Thank you, Mr. Chairman, for your invitation to address the Senate Environment and Public Works Subcommittee on Fisheries, Wildlife, and Water, My name is Terry Cleveland. I am the Director of the Wyoming Game and Fish Department.
The Wyoming Game and Fish Department very much supports the original intent and purposes of the Endangered Species Act. However, our past experience with ESA has been that it is an unnecessarily onerous and expensive law, that listing decisions are often not supported by adequate science, and that it has not adequately promoted proactive conservation measures that could prevent the need for listings.
For example, grizzly bear management during recovery of that species has cost our Department an average of $1 million per year over the last 10 years. This includes the last several years when the bear had already met delisting criteria, but was not delisted, and therefore both the Section 9 restrictions and costs associated with them continued unnecessarily. The cost of federally-required monitoring will continue for another five years following delisting at a cost of approximately $400,000 per year. For wolves, assuming the State can agree with the level of conservation assurances required by the federal government, the cost of required monitoring following delisting is estimated at $750,000 per year, with no firm commitment by the federal government to reimburse those costs. If our Department has to absorb those costs, it will happen at the expense of other existing programs within our limited budget.
For Prebles mouse, the basic science supporting the existence of the subspecies was absent during the original listing of the mouse. Likewise, the supposed threats to the mouse’s existence were unverified. Yet the objections and input of the State and other stakeholders concerning the lack of scientific support for listing went unheeded for years. Finally, the State spent $60K to demonstrate that the mouse the Service was calling Prebles is not a valid subspecies and thus cannot be legally listed. The State and other stakeholders also spent an enormous amount of time collating the USFWS’s own data demonstrating the lack of threats for use in a delisting petition. There were similar examples of problems with inadequate information on basic science, current status, and supposed threats that ultimately removed mountain plovers and black-tailed prairie dogs from listing considerations, but only after considerable expense had already gone into planning what turned out to be unnecessary conservation efforts.
Our prediction is that, without significant changes in ESA implementation, species will continue to be listed in the future without sound science, without adequate efforts to proactively prevent listings, and without adequate State involvement. The number of listed species will simply continue to increase and exist as a regulatory club for anyone to use to influence land uses. The State actions associated with these listings will come at the cost of other State programs.

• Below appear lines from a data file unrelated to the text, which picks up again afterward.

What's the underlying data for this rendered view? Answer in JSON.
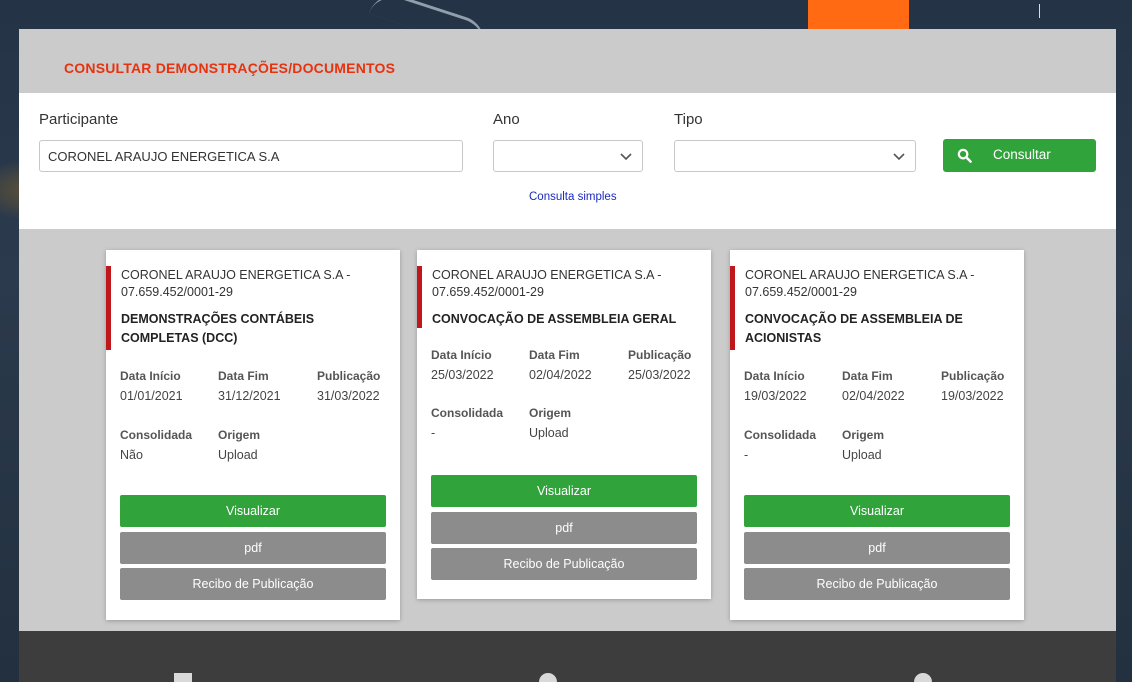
{
  "page": {
    "title": "CONSULTAR DEMONSTRAÇÕES/DOCUMENTOS"
  },
  "filters": {
    "participante_label": "Participante",
    "participante_value": "CORONEL ARAUJO ENERGETICA S.A",
    "ano_label": "Ano",
    "ano_value": "",
    "tipo_label": "Tipo",
    "tipo_value": "",
    "consultar_label": "Consultar",
    "simple_link": "Consulta simples"
  },
  "labels": {
    "data_inicio": "Data Início",
    "data_fim": "Data Fim",
    "publicacao": "Publicação",
    "consolidada": "Consolidada",
    "origem": "Origem",
    "visualizar": "Visualizar",
    "pdf": "pdf",
    "recibo": "Recibo de Publicação"
  },
  "cards": [
    {
      "org_line1": "CORONEL ARAUJO ENERGETICA S.A -",
      "org_line2": "07.659.452/0001-29",
      "type_line1": "DEMONSTRAÇÕES CONTÁBEIS",
      "type_line2": "COMPLETAS (DCC)",
      "data_inicio": "01/01/2021",
      "data_fim": "31/12/2021",
      "publicacao": "31/03/2022",
      "consolidada": "Não",
      "origem": "Upload"
    },
    {
      "org_line1": "CORONEL ARAUJO ENERGETICA S.A -",
      "org_line2": "07.659.452/0001-29",
      "type_line1": "CONVOCAÇÃO DE ASSEMBLEIA GERAL",
      "type_line2": "",
      "data_inicio": "25/03/2022",
      "data_fim": "02/04/2022",
      "publicacao": "25/03/2022",
      "consolidada": "-",
      "origem": "Upload"
    },
    {
      "org_line1": "CORONEL ARAUJO ENERGETICA S.A -",
      "org_line2": "07.659.452/0001-29",
      "type_line1": "CONVOCAÇÃO DE ASSEMBLEIA DE",
      "type_line2": "ACIONISTAS",
      "data_inicio": "19/03/2022",
      "data_fim": "02/04/2022",
      "publicacao": "19/03/2022",
      "consolidada": "-",
      "origem": "Upload"
    }
  ],
  "colors": {
    "title_red": "#e8320e",
    "accent_red": "#c0171c",
    "button_green": "#30a43a",
    "button_gray": "#8c8c8c",
    "brand_orange": "#ff6a13"
  }
}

The Endangered Species Act does contain processes that allow for better implementation, as demonstrated by the proactive interstate efforts regarding the Colorado River cutthroat trout and the Bonneville cutthroat trout that were responsible for preventing those species from being listed. In these cases, a better alternative to listing was implemented. The current PECE policy is an excellent example of an ESA process that can be used to great advantage in dealing with species of concern prior to invoking the full legal force of ESA. There are also existing policies within ESA that call for increased collaboration with State agencies regarding consideration of ESA actions, and if properly implemented, these could dramatically improve ESA process. These processes and policies need to be emphasized.
Our recommendations for improving ESA include:
· State wildlife agencies as equal partners in judging the science used in ESA decisions at each step of the listing and delisting processes, and in formulating species management actions for those decisions that already rely heavily on state agencies to implement. This would assure better working relationships with states, and would add the credibility of an on-the-ground management agency with local experience to the current system of relying only on a federal regulatory agency for decision-making.
· There should be an increased focus on proactive efforts to prevent listings. For example, with the sage grouse, the considerable proactive conservation efforts currently being formulated must be recognized and supported by the Fish and Wildlife Service as more beneficial to the species than a listing would be, as was the case for the Colorado River and Bonneville cutthroat trout proactive efforts.
· The ESA Section 10 program with its “no surprises” policies, and an ecosystem conservation approach of simultaneously benefiting groups of species, should both be emphasized. These efforts would, in total, encourage proactive ESA work, demonstrate obvious benefits to the State and private landowners of implementing that work, and provide benefits to large groups of species instead of one species at a time.
· Most critically, increased federal funding is needed to support State work. ESA is a national law and well supported in principle by the American people, and it is fitting that federal funding is used to support it.
Mr. Chairman and the Committee; Thank you. We appreciate the opportunity to share our thoughts. That concludes my testimony today. I would be pleased to answer any questions you may have.